doi:10.1021/cn900036x
PMCID: PMC2873207  PMID: 20495672
neuropeptide release; Rab3A; dense-core vesicles; Fragile X syndrome; synaptic remodeling; dendrites; mass spectrometry; synaptic transmission
24.  (E)-3-(4-Chloro­phen­yl)-1-(2,3,4-trichloro­phen­yl)prop-2-en-1-one 
In the title chalcone derivative, C15H8Cl4O, the C=C double bond exists in an E configuration and the dihedral angle between the two benzene rings is 48.13 (11)°. In the crystal, mol­ecules are arranged into columns and stacked down the a axis featuring possible weak aromatic π–π stacking inter­actions [centroid–centroid separation = 3.888 (2) Å].
doi:10.1107/S1600536810053213
PMCID: PMC3051492  PMID: 21522935
25.  Evaluation of anti-apoptotic activity of different dietary antioxidants in renal cell carcinoma against hydrogen peroxide 
Objective
To evaluate the anti-apoptotic and radical scavenging activities of dietary phenolics, namely ascorbic acid,α-tocopherol acetate, citric acid, salicylic acid, and estimate H2O2-induced apoptosis in renal cell carcinoma cells.
Methods
The intracellular antioxidant potency of antioxidants was investigated. H2O2-induced apoptosis in RCC-26 was assayed with the following parameters: cell viability (% apoptosis), nucleosomal damage and DNA fragmentation, bcl-2 levels and flow cytometery analysis (ROS production evaluation).
Results
The anticancer properties of antioxidants such as ascorbic acid, α-tocopherol acetate, citric acid, salicylic acid with perdurable responses were investigated. It was observed that these antioxidants had protective effect (anti-apoptotic activity) against hydrogen peroxide (H2O2) in renal cell carcinoma (RCC-26) cell line.
Conclusions

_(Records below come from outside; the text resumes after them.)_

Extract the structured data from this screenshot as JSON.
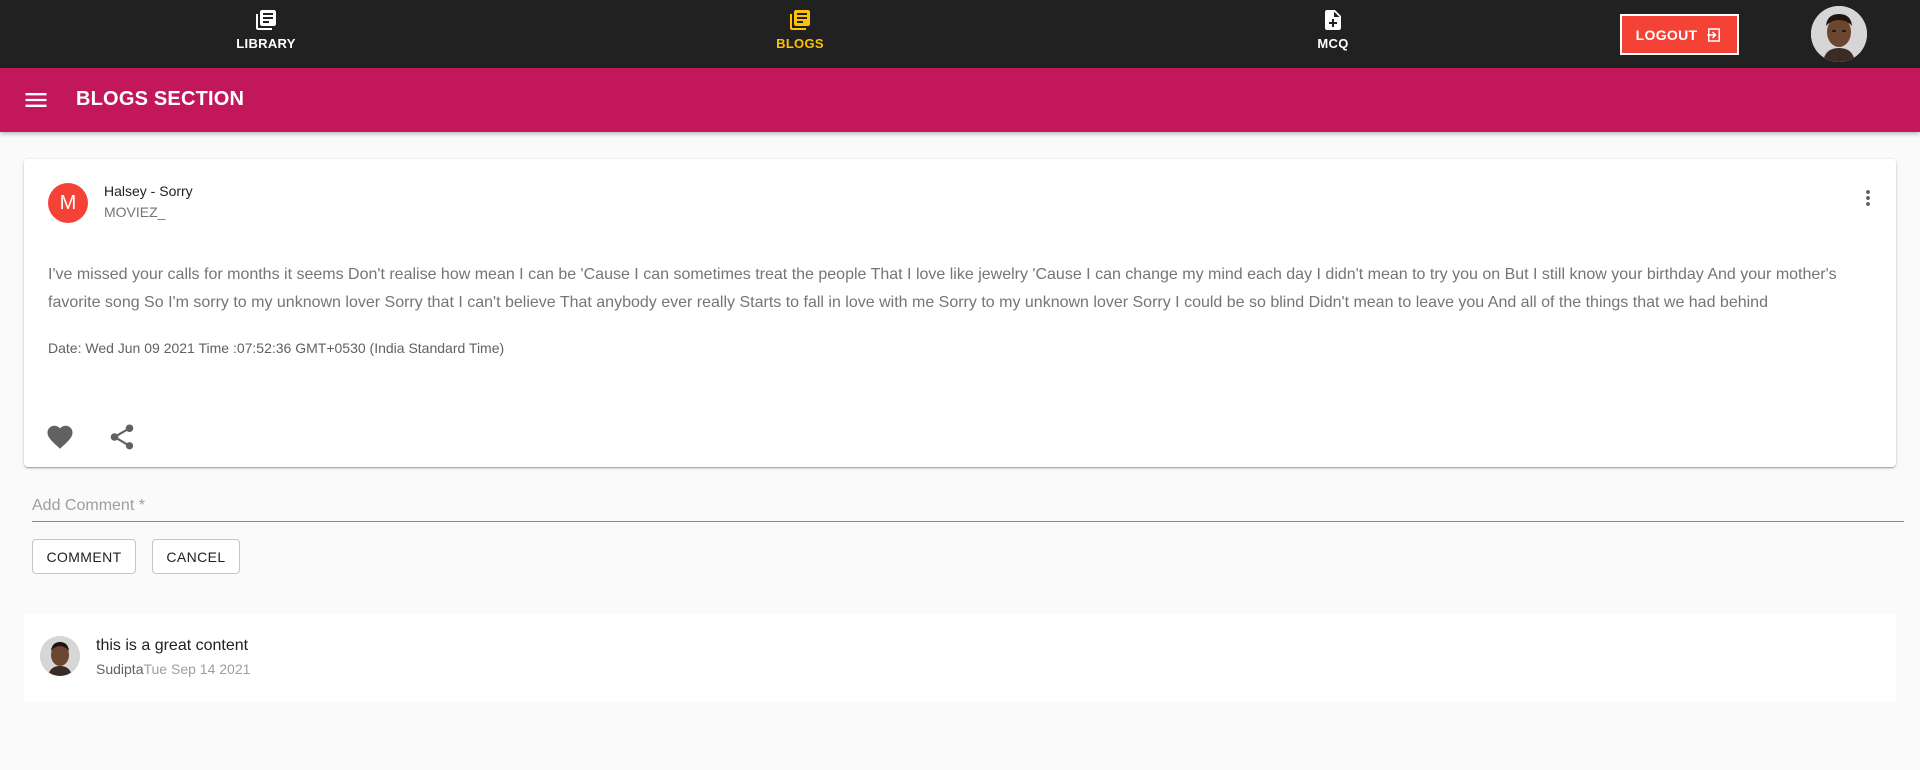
{
  "nav": {
    "items": [
      {
        "label": "LIBRARY",
        "icon": "library-books-icon"
      },
      {
        "label": "BLOGS",
        "icon": "library-books-icon",
        "active": true
      },
      {
        "label": "MCQ",
        "icon": "note-add-icon"
      }
    ],
    "logout_label": "LOGOUT",
    "active_color": "#ffc107"
  },
  "appbar": {
    "title": "BLOGS SECTION",
    "color": "#c2185b"
  },
  "post": {
    "avatar_letter": "M",
    "avatar_color": "#f44336",
    "title": "Halsey - Sorry",
    "author": "MOVIEZ_",
    "body": "I've missed your calls for months it seems Don't realise how mean I can be 'Cause I can sometimes treat the people That I love like jewelry 'Cause I can change my mind each day I didn't mean to try you on But I still know your birthday And your mother's favorite song So I'm sorry to my unknown lover Sorry that I can't believe That anybody ever really Starts to fall in love with me Sorry to my unknown lover Sorry I could be so blind Didn't mean to leave you And all of the things that we had behind",
    "date": "Date: Wed Jun 09 2021 Time :07:52:36 GMT+0530 (India Standard Time)"
  },
  "comment_form": {
    "placeholder": "Add Comment *",
    "value": "",
    "submit_label": "COMMENT",
    "cancel_label": "CANCEL"
  },
  "comments": [
    {
      "text": "this is a great content",
      "user": "Sudipta",
      "date": "Tue Sep 14 2021"
    }
  ]
}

This study reveals and proves the anticancer properties. However, in cancer cell lines anti-apoptotic activity can indirectly reflect the cancer promoter activity through radicals scavenging, and significantly protect nucleus and bcl-2.
doi:10.1016/S2221-1691(11)60069-5
PMCID: PMC3609144  PMID: 23569726
Antioxidants; Anticancer; Apoptosis; ROS; Hydrogen peroxide; RCC-26

Results 1-25 (52)